_Task to complete_.
The records below are to be reproduced word for word.

(Dataset rows describing interfaces)
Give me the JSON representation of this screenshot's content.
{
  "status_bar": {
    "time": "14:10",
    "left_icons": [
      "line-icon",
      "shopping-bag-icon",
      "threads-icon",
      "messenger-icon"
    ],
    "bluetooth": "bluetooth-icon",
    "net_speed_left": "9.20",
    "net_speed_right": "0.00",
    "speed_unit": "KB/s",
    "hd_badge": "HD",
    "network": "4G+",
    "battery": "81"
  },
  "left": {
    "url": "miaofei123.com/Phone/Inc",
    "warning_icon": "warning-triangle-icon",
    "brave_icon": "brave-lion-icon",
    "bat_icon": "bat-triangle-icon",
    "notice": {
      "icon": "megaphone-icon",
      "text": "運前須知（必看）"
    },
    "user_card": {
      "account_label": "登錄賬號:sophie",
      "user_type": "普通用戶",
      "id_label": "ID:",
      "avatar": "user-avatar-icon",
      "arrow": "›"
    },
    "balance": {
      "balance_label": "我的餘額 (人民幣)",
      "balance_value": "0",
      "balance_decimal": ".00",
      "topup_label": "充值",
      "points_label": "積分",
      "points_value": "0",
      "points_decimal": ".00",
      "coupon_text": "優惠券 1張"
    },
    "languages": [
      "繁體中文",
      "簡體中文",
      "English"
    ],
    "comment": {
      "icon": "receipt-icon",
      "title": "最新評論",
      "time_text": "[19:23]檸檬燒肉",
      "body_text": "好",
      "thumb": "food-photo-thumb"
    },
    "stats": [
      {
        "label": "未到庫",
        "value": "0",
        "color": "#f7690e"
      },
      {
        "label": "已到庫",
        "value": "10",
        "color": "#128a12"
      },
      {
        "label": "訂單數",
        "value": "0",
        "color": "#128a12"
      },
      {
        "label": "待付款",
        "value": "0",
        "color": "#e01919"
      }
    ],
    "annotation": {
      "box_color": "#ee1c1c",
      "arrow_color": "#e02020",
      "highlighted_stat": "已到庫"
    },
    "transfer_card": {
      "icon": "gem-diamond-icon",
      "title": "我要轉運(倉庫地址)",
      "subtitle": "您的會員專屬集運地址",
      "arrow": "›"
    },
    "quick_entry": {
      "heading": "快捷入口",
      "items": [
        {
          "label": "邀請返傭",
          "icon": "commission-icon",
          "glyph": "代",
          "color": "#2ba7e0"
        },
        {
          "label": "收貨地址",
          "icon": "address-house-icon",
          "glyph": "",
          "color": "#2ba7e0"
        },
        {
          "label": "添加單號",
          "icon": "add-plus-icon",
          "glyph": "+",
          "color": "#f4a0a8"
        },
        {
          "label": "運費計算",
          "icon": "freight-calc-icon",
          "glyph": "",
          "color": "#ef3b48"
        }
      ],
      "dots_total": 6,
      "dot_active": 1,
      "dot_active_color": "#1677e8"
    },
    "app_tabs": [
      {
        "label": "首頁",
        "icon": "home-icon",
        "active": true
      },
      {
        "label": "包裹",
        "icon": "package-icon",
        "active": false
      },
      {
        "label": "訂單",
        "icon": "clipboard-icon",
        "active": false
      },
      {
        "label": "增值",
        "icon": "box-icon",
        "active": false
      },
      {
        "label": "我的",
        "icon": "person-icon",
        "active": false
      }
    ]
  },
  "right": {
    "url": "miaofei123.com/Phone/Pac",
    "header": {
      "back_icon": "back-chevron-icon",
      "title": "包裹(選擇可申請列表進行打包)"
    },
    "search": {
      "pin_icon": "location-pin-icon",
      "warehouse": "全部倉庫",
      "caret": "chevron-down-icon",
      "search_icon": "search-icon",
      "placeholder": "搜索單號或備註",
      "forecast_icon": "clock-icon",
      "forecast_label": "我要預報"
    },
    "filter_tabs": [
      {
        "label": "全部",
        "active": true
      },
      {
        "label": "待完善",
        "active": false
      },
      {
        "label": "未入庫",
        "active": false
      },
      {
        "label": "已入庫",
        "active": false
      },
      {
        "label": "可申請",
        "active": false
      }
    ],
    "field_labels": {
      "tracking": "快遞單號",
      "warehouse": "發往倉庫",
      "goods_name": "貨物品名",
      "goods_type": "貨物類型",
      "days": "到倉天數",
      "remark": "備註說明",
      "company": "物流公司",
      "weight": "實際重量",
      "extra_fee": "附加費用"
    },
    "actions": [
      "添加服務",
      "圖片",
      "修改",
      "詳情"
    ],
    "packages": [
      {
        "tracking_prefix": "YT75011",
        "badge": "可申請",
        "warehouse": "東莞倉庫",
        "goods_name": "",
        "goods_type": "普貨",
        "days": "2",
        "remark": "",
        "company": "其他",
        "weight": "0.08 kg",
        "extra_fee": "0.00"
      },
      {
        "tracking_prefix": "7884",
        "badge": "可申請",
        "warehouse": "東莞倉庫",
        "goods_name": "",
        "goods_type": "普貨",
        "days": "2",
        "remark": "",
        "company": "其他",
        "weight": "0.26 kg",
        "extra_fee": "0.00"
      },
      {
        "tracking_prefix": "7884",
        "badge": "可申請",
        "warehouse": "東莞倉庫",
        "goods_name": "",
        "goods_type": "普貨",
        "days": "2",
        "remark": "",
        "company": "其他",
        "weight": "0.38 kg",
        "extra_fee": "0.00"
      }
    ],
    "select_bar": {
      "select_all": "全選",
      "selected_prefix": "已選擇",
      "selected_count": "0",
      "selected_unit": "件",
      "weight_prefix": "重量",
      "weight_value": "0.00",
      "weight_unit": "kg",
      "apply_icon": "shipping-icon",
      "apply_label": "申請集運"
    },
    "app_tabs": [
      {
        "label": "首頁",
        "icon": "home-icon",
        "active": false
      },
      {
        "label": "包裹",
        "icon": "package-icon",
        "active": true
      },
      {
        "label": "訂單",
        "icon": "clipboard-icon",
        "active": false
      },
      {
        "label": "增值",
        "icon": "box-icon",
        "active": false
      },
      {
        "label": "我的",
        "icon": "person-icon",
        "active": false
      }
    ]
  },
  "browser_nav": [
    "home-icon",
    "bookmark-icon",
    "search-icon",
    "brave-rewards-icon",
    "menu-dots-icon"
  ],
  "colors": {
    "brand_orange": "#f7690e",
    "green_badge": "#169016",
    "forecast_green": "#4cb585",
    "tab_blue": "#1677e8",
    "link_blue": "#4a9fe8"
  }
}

_Solution to this exercise_.
Give me the JSON representation of this screenshot's content.
{
  "status_bar": {
    "time": "14:10",
    "left_icons": [
      "line-icon",
      "shopping-bag-icon",
      "threads-icon",
      "messenger-icon"
    ],
    "bluetooth": "bluetooth-icon",
    "net_speed_left": "9.20",
    "net_speed_right": "0.00",
    "speed_unit": "KB/s",
    "hd_badge": "HD",
    "network": "4G+",
    "battery": "81"
  },
  "left": {
    "url": "miaofei123.com/Phone/Inc",
    "warning_icon": "warning-triangle-icon",
    "brave_icon": "brave-lion-icon",
    "bat_icon": "bat-triangle-icon",
    "notice": {
      "icon": "megaphone-icon",
      "text": "運前須知（必看）"
    },
    "user_card": {
      "account_label": "登錄賬號:sophie",
      "user_type": "普通用戶",
      "id_label": "ID:",
      "avatar": "user-avatar-icon",
      "arrow": "›"
    },
    "balance": {
      "balance_label": "我的餘額 (人民幣)",
      "balance_value": "0",
      "balance_decimal": ".00",
      "topup_label": "充值",
      "points_label": "積分",
      "points_value": "0",
      "points_decimal": ".00",
      "coupon_text": "優惠券 1張"
    },
    "languages": [
      "繁體中文",
      "簡體中文",
      "English"
    ],
    "comment": {
      "icon": "receipt-icon",
      "title": "最新評論",
      "time_text": "[19:23]檸檬燒肉",
      "body_text": "好",
      "thumb": "food-photo-thumb"
    },
    "stats": [
      {
        "label": "未到庫",
        "value": "0",
        "color": "#f7690e"
      },
      {
        "label": "已到庫",
        "value": "10",
        "color": "#128a12"
      },
      {
        "label": "訂單數",
        "value": "0",
        "color": "#128a12"
      },
      {
        "label": "待付款",
        "value": "0",
        "color": "#e01919"
      }
    ],
    "annotation": {
      "box_color": "#ee1c1c",
      "arrow_color": "#e02020",
      "highlighted_stat": "已到庫"
    },
    "transfer_card": {
      "icon": "gem-diamond-icon",
      "title": "我要轉運(倉庫地址)",
      "subtitle": "您的會員專屬集運地址",
      "arrow": "›"
    },
    "quick_entry": {
      "heading": "快捷入口",
      "items": [
        {
          "label": "邀請返傭",
          "icon": "commission-icon",
          "glyph": "代",
          "color": "#2ba7e0"
        },
        {
          "label": "收貨地址",
          "icon": "address-house-icon",
          "glyph": "",
          "color": "#2ba7e0"
        },
        {
          "label": "添加單號",
          "icon": "add-plus-icon",
          "glyph": "+",
          "color": "#f4a0a8"
        },
        {
          "label": "運費計算",
          "icon": "freight-calc-icon",
          "glyph": "",
          "color": "#ef3b48"
        }
      ],
      "dots_total": 6,
      "dot_active": 1,
      "dot_active_color": "#1677e8"
    },
    "app_tabs": [
      {
        "label": "首頁",
        "icon": "home-icon",
        "active": true
      },
      {
        "label": "包裹",
        "icon": "package-icon",
        "active": false
      },
      {
        "label": "訂單",
        "icon": "clipboard-icon",
        "active": false
      },
      {
        "label": "增值",
        "icon": "box-icon",
        "active": false
      },
      {
        "label": "我的",
        "icon": "person-icon",
        "active": false
      }
    ]
  },
  "right": {
    "url": "miaofei123.com/Phone/Pac",
    "header": {
      "back_icon": "back-chevron-icon",
      "title": "包裹(選擇可申請列表進行打包)"
    },
    "search": {
      "pin_icon": "location-pin-icon",
      "warehouse": "全部倉庫",
      "caret": "chevron-down-icon",
      "search_icon": "search-icon",
      "placeholder": "搜索單號或備註",
      "forecast_icon": "clock-icon",
      "forecast_label": "我要預報"
    },
    "filter_tabs": [
      {
        "label": "全部",
        "active": true
      },
      {
        "label": "待完善",
        "active": false
      },
      {
        "label": "未入庫",
        "active": false
      },
      {
        "label": "已入庫",
        "active": false
      },
      {
        "label": "可申請",
        "active": false
      }
    ],
    "field_labels": {
      "tracking": "快遞單號",
      "warehouse": "發往倉庫",
      "goods_name": "貨物品名",
      "goods_type": "貨物類型",
      "days": "到倉天數",
      "remark": "備註說明",
      "company": "物流公司",
      "weight": "實際重量",
      "extra_fee": "附加費用"
    },
    "actions": [
      "添加服務",
      "圖片",
      "修改",
      "詳情"
    ],
    "packages": [
      {
        "tracking_prefix": "YT75011",
        "badge": "可申請",
        "warehouse": "東莞倉庫",
        "goods_name": "",
        "goods_type": "普貨",
        "days": "2",
        "remark": "",
        "company": "其他",
        "weight": "0.08 kg",
        "extra_fee": "0.00"
      },
      {
        "tracking_prefix": "7884",
        "badge": "可申請",
        "warehouse": "東莞倉庫",
        "goods_name": "",
        "goods_type": "普貨",
        "days": "2",
        "remark": "",
        "company": "其他",
        "weight": "0.26 kg",
        "extra_fee": "0.00"
      },
      {
        "tracking_prefix": "7884",
        "badge": "可申請",
        "warehouse": "東莞倉庫",
        "goods_name": "",
        "goods_type": "普貨",
        "days": "2",
        "remark": "",
        "company": "其他",
        "weight": "0.38 kg",
        "extra_fee": "0.00"
      }
    ],
    "select_bar": {
      "select_all": "全選",
      "selected_prefix": "已選擇",
      "selected_count": "0",
      "selected_unit": "件",
      "weight_prefix": "重量",
      "weight_value": "0.00",
      "weight_unit": "kg",
      "apply_icon": "shipping-icon",
      "apply_label": "申請集運"
    },
    "app_tabs": [
      {
        "label": "首頁",
        "icon": "home-icon",
        "active": false
      },
      {
        "label": "包裹",
        "icon": "package-icon",
        "active": true
      },
      {
        "label": "訂單",
        "icon": "clipboard-icon",
        "active": false
      },
      {
        "label": "增值",
        "icon": "box-icon",
        "active": false
      },
      {
        "label": "我的",
        "icon": "person-icon",
        "active": false
      }
    ]
  },
  "browser_nav": [
    "home-icon",
    "bookmark-icon",
    "search-icon",
    "brave-rewards-icon",
    "menu-dots-icon"
  ],
  "colors": {
    "brand_orange": "#f7690e",
    "green_badge": "#169016",
    "forecast_green": "#4cb585",
    "tab_blue": "#1677e8",
    "link_blue": "#4a9fe8"
  }
}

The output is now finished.